Description of the task: Every line of the data below is to be given again as it appears, with the images removed.

┌──

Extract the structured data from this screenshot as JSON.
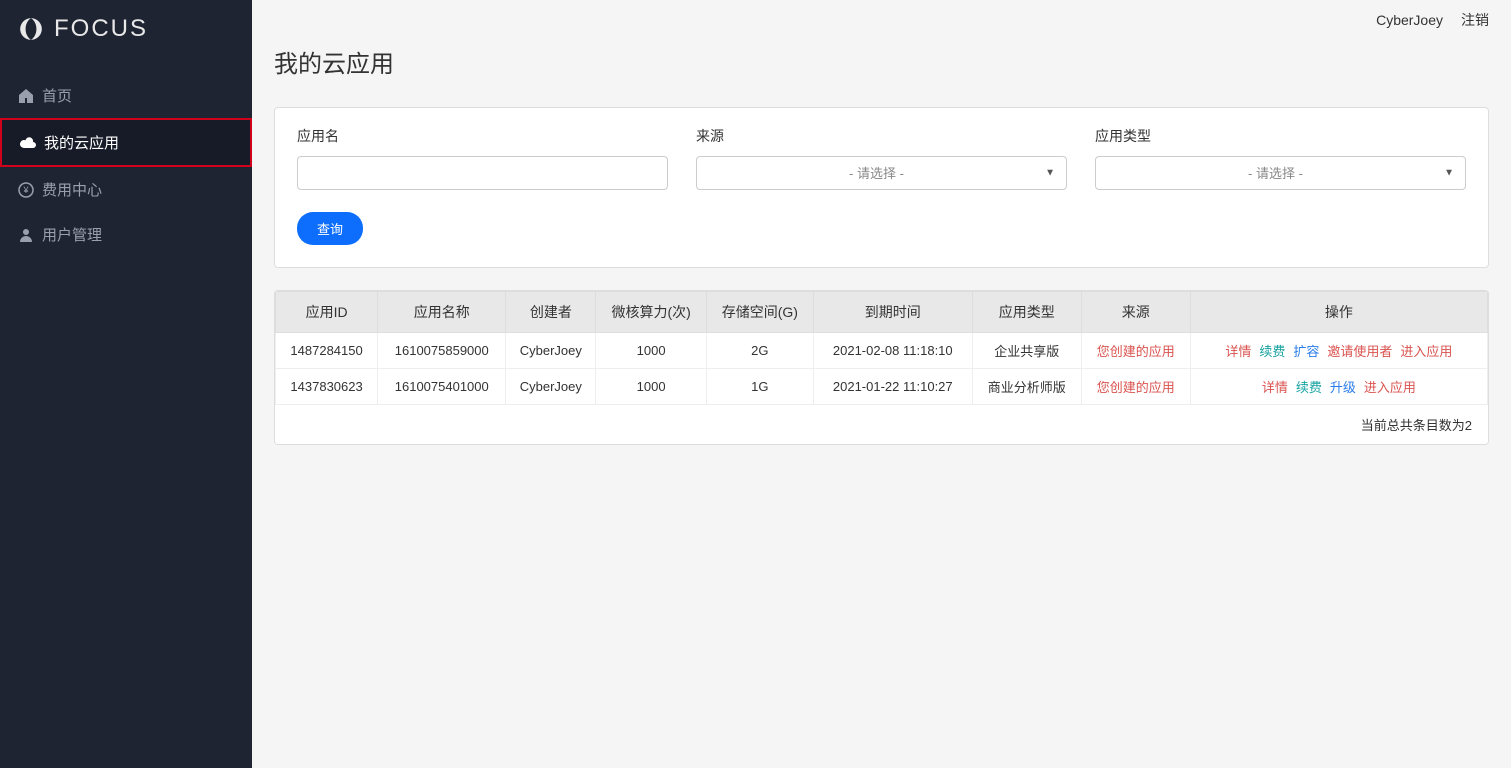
{
  "brand": {
    "name": "FOCUS"
  },
  "sidebar": {
    "items": [
      {
        "label": "首页",
        "icon": "home-icon"
      },
      {
        "label": "我的云应用",
        "icon": "cloud-icon"
      },
      {
        "label": "费用中心",
        "icon": "yen-icon"
      },
      {
        "label": "用户管理",
        "icon": "user-icon"
      }
    ]
  },
  "header": {
    "username": "CyberJoey",
    "logout": "注销"
  },
  "page": {
    "title": "我的云应用"
  },
  "filters": {
    "appname_label": "应用名",
    "source_label": "来源",
    "source_placeholder": "- 请选择 -",
    "apptype_label": "应用类型",
    "apptype_placeholder": "- 请选择 -",
    "query_button": "查询"
  },
  "table": {
    "columns": [
      "应用ID",
      "应用名称",
      "创建者",
      "微核算力(次)",
      "存储空间(G)",
      "到期时间",
      "应用类型",
      "来源",
      "操作"
    ],
    "rows": [
      {
        "id": "1487284150",
        "name": "1610075859000",
        "creator": "CyberJoey",
        "compute": "1000",
        "storage": "2G",
        "expires": "2021-02-08 11:18:10",
        "apptype": "企业共享版",
        "source": "您创建的应用",
        "actions": [
          {
            "label": "详情",
            "cls": "link-red"
          },
          {
            "label": "续费",
            "cls": "link-teal"
          },
          {
            "label": "扩容",
            "cls": "link-blue"
          },
          {
            "label": "邀请使用者",
            "cls": "link-red"
          },
          {
            "label": "进入应用",
            "cls": "link-red"
          }
        ]
      },
      {
        "id": "1437830623",
        "name": "1610075401000",
        "creator": "CyberJoey",
        "compute": "1000",
        "storage": "1G",
        "expires": "2021-01-22 11:10:27",
        "apptype": "商业分析师版",
        "source": "您创建的应用",
        "actions": [
          {
            "label": "详情",
            "cls": "link-red"
          },
          {
            "label": "续费",
            "cls": "link-teal"
          },
          {
            "label": "升级",
            "cls": "link-blue"
          },
          {
            "label": "进入应用",
            "cls": "link-red"
          }
        ]
      }
    ],
    "footer": "当前总共条目数为2"
  }
}
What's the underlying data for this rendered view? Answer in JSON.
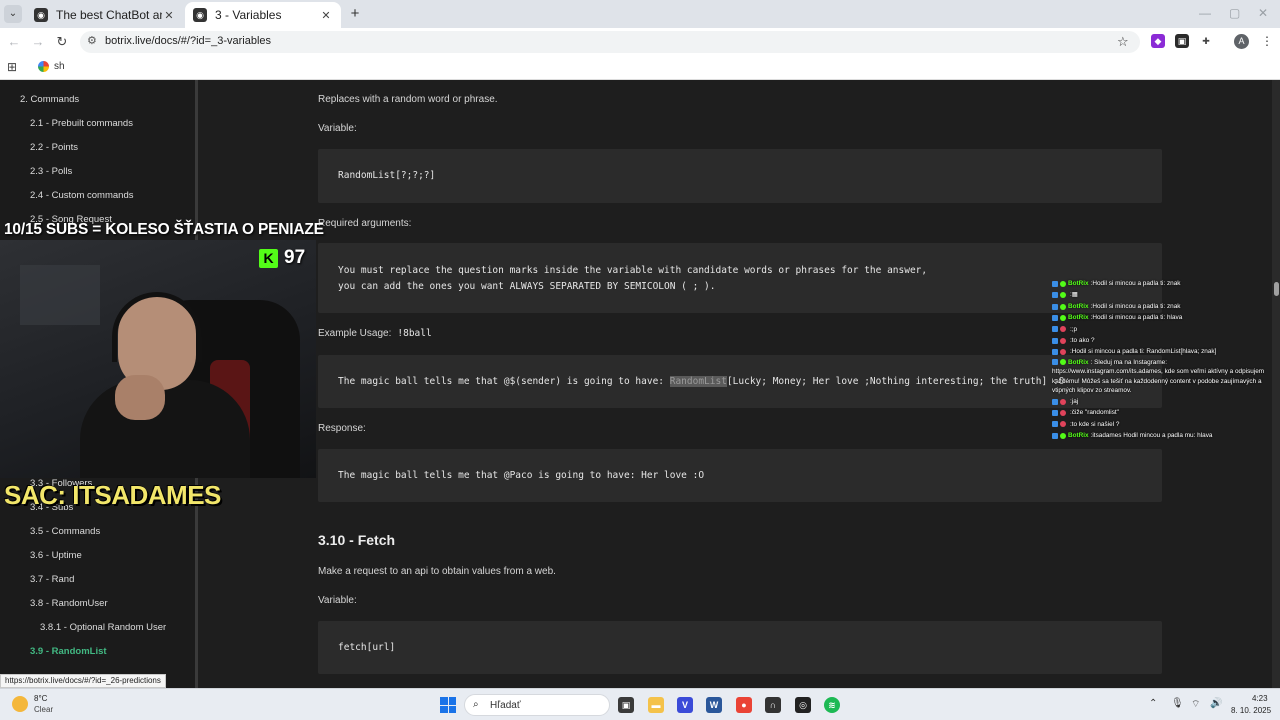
{
  "browser": {
    "tabs": [
      {
        "title": "The best ChatBot and Widgets",
        "active": false
      },
      {
        "title": "3 - Variables",
        "active": true
      }
    ],
    "url": "botrix.live/docs/#/?id=_3-variables",
    "bookmark": "sh",
    "profile_initial": "A"
  },
  "sidebar": {
    "items": [
      {
        "label": "2. Commands"
      },
      {
        "label": "2.1 - Prebuilt commands"
      },
      {
        "label": "2.2 - Points"
      },
      {
        "label": "2.3 - Polls"
      },
      {
        "label": "2.4 - Custom commands"
      },
      {
        "label": "2.5 - Song Request"
      },
      {
        "label": "3.3 - Followers"
      },
      {
        "label": "3.4 - Subs"
      },
      {
        "label": "3.5 - Commands"
      },
      {
        "label": "3.6 - Uptime"
      },
      {
        "label": "3.7 - Rand"
      },
      {
        "label": "3.8 - RandomUser"
      },
      {
        "label": "3.8.1 - Optional Random User"
      },
      {
        "label": "3.9 - RandomList",
        "active": true
      }
    ]
  },
  "content": {
    "intro": "Replaces with a random word or phrase.",
    "variable_label": "Variable:",
    "variable_code": "RandomList[?;?;?]",
    "required_label": "Required arguments:",
    "required_line1": "You must replace the question marks inside the variable with candidate words or phrases for the answer,",
    "required_line2": "you can add the ones you want ALWAYS SEPARATED BY SEMICOLON ( ; ).",
    "example_label": "Example Usage:",
    "example_cmd": "!8ball",
    "example_code_pre": "The magic ball tells me that @$(sender) is going to have: ",
    "example_code_hl": "RandomList",
    "example_code_post": "[Lucky; Money; Her love ;Nothing interesting; the truth] :O",
    "response_label": "Response:",
    "response_code": "The magic ball tells me that @Paco is going to have: Her love :O",
    "fetch_heading": "3.10 - Fetch",
    "fetch_desc": "Make a request to an api to obtain values from a web.",
    "fetch_variable_label": "Variable:",
    "fetch_code": "fetch[url]"
  },
  "overlay": {
    "title": "10/15 SUBS = KOLESO ŠŤASTIA O PENIAZE",
    "counter": "97",
    "counter_icon": "kick-icon",
    "sac": "SAC: ITSADAMES"
  },
  "chat": [
    {
      "name": "BotRix",
      "text": "Hodil si mincou a padla ti: znak",
      "color": "#53fc18"
    },
    {
      "name": "",
      "text": "",
      "color": "#53fc18",
      "emote": true
    },
    {
      "name": "BotRix",
      "text": "Hodil si mincou a padla ti: znak",
      "color": "#53fc18"
    },
    {
      "name": "BotRix",
      "text": "Hodil si mincou a padla ti: hlava",
      "color": "#53fc18"
    },
    {
      "name": "",
      "text": ";p",
      "color": "#e0435b"
    },
    {
      "name": "",
      "text": "to ako ?",
      "color": "#e0435b"
    },
    {
      "name": "",
      "text": "Hodil si mincou a padla ti: RandomList[hlava; znak]",
      "color": "#e0435b"
    },
    {
      "name": "BotRix",
      "text": "Sleduj ma na Instagrame: https://www.instagram.com/its.adames, kde som veľmi aktívny a odpisujem každému! Môžeš sa tešiť na každodenný content v podobe zaujímavých a vtipných klipov zo streamov.",
      "color": "#53fc18",
      "wrap": true
    },
    {
      "name": "",
      "text": "jaj",
      "color": "#e0435b"
    },
    {
      "name": "",
      "text": "čiže \"randomlist\"",
      "color": "#e0435b"
    },
    {
      "name": "",
      "text": "to kde si našiel ?",
      "color": "#e0435b"
    },
    {
      "name": "BotRix",
      "text": "itsadames Hodil mincou a padla mu: hlava",
      "color": "#53fc18"
    }
  ],
  "statusbar": {
    "url": "https://botrix.live/docs/#/?id=_26-predictions"
  },
  "taskbar": {
    "temp": "8°C",
    "weather": "Clear",
    "search_placeholder": "Hľadať",
    "time": "4:23",
    "date": "8. 10. 2025"
  }
}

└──

Result for this task:
Extract the structured data from this screenshot as JSON.
{
  "brand": {
    "name": "FOCUS"
  },
  "sidebar": {
    "items": [
      {
        "label": "首页",
        "icon": "home-icon"
      },
      {
        "label": "我的云应用",
        "icon": "cloud-icon"
      },
      {
        "label": "费用中心",
        "icon": "yen-icon"
      },
      {
        "label": "用户管理",
        "icon": "user-icon"
      }
    ]
  },
  "header": {
    "username": "CyberJoey",
    "logout": "注销"
  },
  "page": {
    "title": "我的云应用"
  },
  "filters": {
    "appname_label": "应用名",
    "source_label": "来源",
    "source_placeholder": "- 请选择 -",
    "apptype_label": "应用类型",
    "apptype_placeholder": "- 请选择 -",
    "query_button": "查询"
  },
  "table": {
    "columns": [
      "应用ID",
      "应用名称",
      "创建者",
      "微核算力(次)",
      "存储空间(G)",
      "到期时间",
      "应用类型",
      "来源",
      "操作"
    ],
    "rows": [
      {
        "id": "1487284150",
        "name": "1610075859000",
        "creator": "CyberJoey",
        "compute": "1000",
        "storage": "2G",
        "expires": "2021-02-08 11:18:10",
        "apptype": "企业共享版",
        "source": "您创建的应用",
        "actions": [
          {
            "label": "详情",
            "cls": "link-red"
          },
          {
            "label": "续费",
            "cls": "link-teal"
          },
          {
            "label": "扩容",
            "cls": "link-blue"
          },
          {
            "label": "邀请使用者",
            "cls": "link-red"
          },
          {
            "label": "进入应用",
            "cls": "link-red"
          }
        ]
      },
      {
        "id": "1437830623",
        "name": "1610075401000",
        "creator": "CyberJoey",
        "compute": "1000",
        "storage": "1G",
        "expires": "2021-01-22 11:10:27",
        "apptype": "商业分析师版",
        "source": "您创建的应用",
        "actions": [
          {
            "label": "详情",
            "cls": "link-red"
          },
          {
            "label": "续费",
            "cls": "link-teal"
          },
          {
            "label": "升级",
            "cls": "link-blue"
          },
          {
            "label": "进入应用",
            "cls": "link-red"
          }
        ]
      }
    ],
    "footer": "当前总共条目数为2"
  }
}
What's the underlying data for this rendered view? Answer in JSON.
{
  "browser": {
    "tabs": [
      {
        "title": "The best ChatBot and Widgets",
        "active": false
      },
      {
        "title": "3 - Variables",
        "active": true
      }
    ],
    "url": "botrix.live/docs/#/?id=_3-variables",
    "bookmark": "sh",
    "profile_initial": "A"
  },
  "sidebar": {
    "items": [
      {
        "label": "2. Commands"
      },
      {
        "label": "2.1 - Prebuilt commands"
      },
      {
        "label": "2.2 - Points"
      },
      {
        "label": "2.3 - Polls"
      },
      {
        "label": "2.4 - Custom commands"
      },
      {
        "label": "2.5 - Song Request"
      },
      {
        "label": "3.3 - Followers"
      },
      {
        "label": "3.4 - Subs"
      },
      {
        "label": "3.5 - Commands"
      },
      {
        "label": "3.6 - Uptime"
      },
      {
        "label": "3.7 - Rand"
      },
      {
        "label": "3.8 - RandomUser"
      },
      {
        "label": "3.8.1 - Optional Random User"
      },
      {
        "label": "3.9 - RandomList",
        "active": true
      }
    ]
  },
  "content": {
    "intro": "Replaces with a random word or phrase.",
    "variable_label": "Variable:",
    "variable_code": "RandomList[?;?;?]",
    "required_label": "Required arguments:",
    "required_line1": "You must replace the question marks inside the variable with candidate words or phrases for the answer,",
    "required_line2": "you can add the ones you want ALWAYS SEPARATED BY SEMICOLON ( ; ).",
    "example_label": "Example Usage:",
    "example_cmd": "!8ball",
    "example_code_pre": "The magic ball tells me that @$(sender) is going to have: ",
    "example_code_hl": "RandomList",
    "example_code_post": "[Lucky; Money; Her love ;Nothing interesting; the truth] :O",
    "response_label": "Response:",
    "response_code": "The magic ball tells me that @Paco is going to have: Her love :O",
    "fetch_heading": "3.10 - Fetch",
    "fetch_desc": "Make a request to an api to obtain values from a web.",
    "fetch_variable_label": "Variable:",
    "fetch_code": "fetch[url]"
  },
  "overlay": {
    "title": "10/15 SUBS = KOLESO ŠŤASTIA O PENIAZE",
    "counter": "97",
    "counter_icon": "kick-icon",
    "sac": "SAC: ITSADAMES"
  },
  "chat": [
    {
      "name": "BotRix",
      "text": "Hodil si mincou a padla ti: znak",
      "color": "#53fc18"
    },
    {
      "name": "",
      "text": "",
      "color": "#53fc18",
      "emote": true
    },
    {
      "name": "BotRix",
      "text": "Hodil si mincou a padla ti: znak",
      "color": "#53fc18"
    },
    {
      "name": "BotRix",
      "text": "Hodil si mincou a padla ti: hlava",
      "color": "#53fc18"
    },
    {
      "name": "",
      "text": ";p",
      "color": "#e0435b"
    },
    {
      "name": "",
      "text": "to ako ?",
      "color": "#e0435b"
    },
    {
      "name": "",
      "text": "Hodil si mincou a padla ti: RandomList[hlava; znak]",
      "color": "#e0435b"
    },
    {
      "name": "BotRix",
      "text": "Sleduj ma na Instagrame: https://www.instagram.com/its.adames, kde som veľmi aktívny a odpisujem každému! Môžeš sa tešiť na každodenný content v podobe zaujímavých a vtipných klipov zo streamov.",
      "color": "#53fc18",
      "wrap": true
    },
    {
      "name": "",
      "text": "jaj",
      "color": "#e0435b"
    },
    {
      "name": "",
      "text": "čiže \"randomlist\"",
      "color": "#e0435b"
    },
    {
      "name": "",
      "text": "to kde si našiel ?",
      "color": "#e0435b"
    },
    {
      "name": "BotRix",
      "text": "itsadames Hodil mincou a padla mu: hlava",
      "color": "#53fc18"
    }
  ],
  "statusbar": {
    "url": "https://botrix.live/docs/#/?id=_26-predictions"
  },
  "taskbar": {
    "temp": "8°C",
    "weather": "Clear",
    "search_placeholder": "Hľadať",
    "time": "4:23",
    "date": "8. 10. 2025"
  }
}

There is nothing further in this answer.